A. Cat passed on a couple of years ago. He was big and white and unruly and benignly despotic. I generally avoid euphemisms such as “passed on,” but I do not have a better phrase for what happened with him; for he simply disappeared, to my consternation and sorrow. But I occasionally saw him thereafter. The first time, he was big as life — I was making coffee and he came trotting out of the bedroom and loped through my kitchenette toward the sliding glass doors that led to the deck, steps and Long Island Sound … and he vanished into the near-blinding morning sun. It was so real that I followed him and, once again, looked everywhere for a cat who was no longer there.
Since then, I have mostly caught him on the edge of my peripheral vision, every once in a while. And I have heard him. He was a bit of a muse and I think that he knew that, and he will forever have a voice and a place in my head, no matter what other characters, real or imagined, walk about in there.
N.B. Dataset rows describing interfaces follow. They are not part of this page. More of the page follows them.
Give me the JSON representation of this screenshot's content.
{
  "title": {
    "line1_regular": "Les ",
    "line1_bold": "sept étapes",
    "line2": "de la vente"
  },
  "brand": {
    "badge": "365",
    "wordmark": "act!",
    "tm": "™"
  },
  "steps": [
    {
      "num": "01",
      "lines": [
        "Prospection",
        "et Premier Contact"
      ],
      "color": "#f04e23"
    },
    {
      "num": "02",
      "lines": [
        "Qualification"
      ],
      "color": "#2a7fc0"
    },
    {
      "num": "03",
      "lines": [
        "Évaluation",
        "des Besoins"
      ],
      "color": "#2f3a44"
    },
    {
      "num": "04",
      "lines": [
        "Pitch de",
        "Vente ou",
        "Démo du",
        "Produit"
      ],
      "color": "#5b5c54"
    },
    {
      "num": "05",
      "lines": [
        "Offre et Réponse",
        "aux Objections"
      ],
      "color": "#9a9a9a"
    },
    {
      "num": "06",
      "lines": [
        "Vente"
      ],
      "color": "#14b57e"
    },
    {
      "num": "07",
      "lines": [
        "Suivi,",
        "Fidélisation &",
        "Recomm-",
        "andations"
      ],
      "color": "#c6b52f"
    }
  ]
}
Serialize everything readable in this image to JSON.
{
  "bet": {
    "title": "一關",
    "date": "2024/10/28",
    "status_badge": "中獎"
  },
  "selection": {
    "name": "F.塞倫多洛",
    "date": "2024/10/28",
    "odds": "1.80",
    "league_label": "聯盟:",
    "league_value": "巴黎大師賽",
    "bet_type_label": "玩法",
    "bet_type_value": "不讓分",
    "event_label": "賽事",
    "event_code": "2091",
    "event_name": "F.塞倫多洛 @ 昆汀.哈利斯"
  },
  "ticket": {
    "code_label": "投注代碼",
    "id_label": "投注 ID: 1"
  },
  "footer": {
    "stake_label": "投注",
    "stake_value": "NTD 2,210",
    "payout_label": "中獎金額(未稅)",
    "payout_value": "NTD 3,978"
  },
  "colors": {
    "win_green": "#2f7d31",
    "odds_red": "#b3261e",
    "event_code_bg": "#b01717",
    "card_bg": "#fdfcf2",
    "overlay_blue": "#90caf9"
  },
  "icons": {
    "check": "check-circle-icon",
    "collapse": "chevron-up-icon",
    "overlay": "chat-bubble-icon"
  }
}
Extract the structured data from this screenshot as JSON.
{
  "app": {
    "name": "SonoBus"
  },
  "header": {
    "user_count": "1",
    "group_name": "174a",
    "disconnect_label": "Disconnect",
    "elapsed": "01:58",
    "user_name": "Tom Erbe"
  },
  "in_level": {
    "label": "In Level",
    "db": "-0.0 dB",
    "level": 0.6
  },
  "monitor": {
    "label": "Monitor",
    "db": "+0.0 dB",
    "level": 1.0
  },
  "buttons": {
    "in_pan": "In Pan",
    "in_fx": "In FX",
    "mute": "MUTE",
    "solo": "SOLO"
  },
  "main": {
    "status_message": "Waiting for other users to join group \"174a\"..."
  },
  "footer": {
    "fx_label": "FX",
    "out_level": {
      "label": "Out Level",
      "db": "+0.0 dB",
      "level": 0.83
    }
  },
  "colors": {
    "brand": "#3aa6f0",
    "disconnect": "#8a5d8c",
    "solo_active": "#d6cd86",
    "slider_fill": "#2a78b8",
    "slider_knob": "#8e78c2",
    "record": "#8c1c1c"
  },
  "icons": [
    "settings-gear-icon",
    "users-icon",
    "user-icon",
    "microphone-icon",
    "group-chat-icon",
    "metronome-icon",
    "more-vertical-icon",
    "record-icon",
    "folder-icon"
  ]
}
He helped me loads with my first short magazine piece after I returned to writing for print in 2004, enough so that I gave him the byline, which was rather less than he deserved if you look at it rationally, from his point of view. As though yours or mine mattered …
Cats know a thing or two about magic, and A. Cat knew a thing or two more than most cats. There is no doubt in my mind but that he will find his way back into print. I have a folder with his name on it and a dozen pieces in it, ranging from snippets and one liners to completed essays to the first chapter of what could be a somewhat lengthy work of fantasy fiction, which I don’t really write except when A. Cat is too much with me.
Enough foreplay, he’d say. Get on with it. And so … regarding Christmas: Continue reading A. Cat on Christmas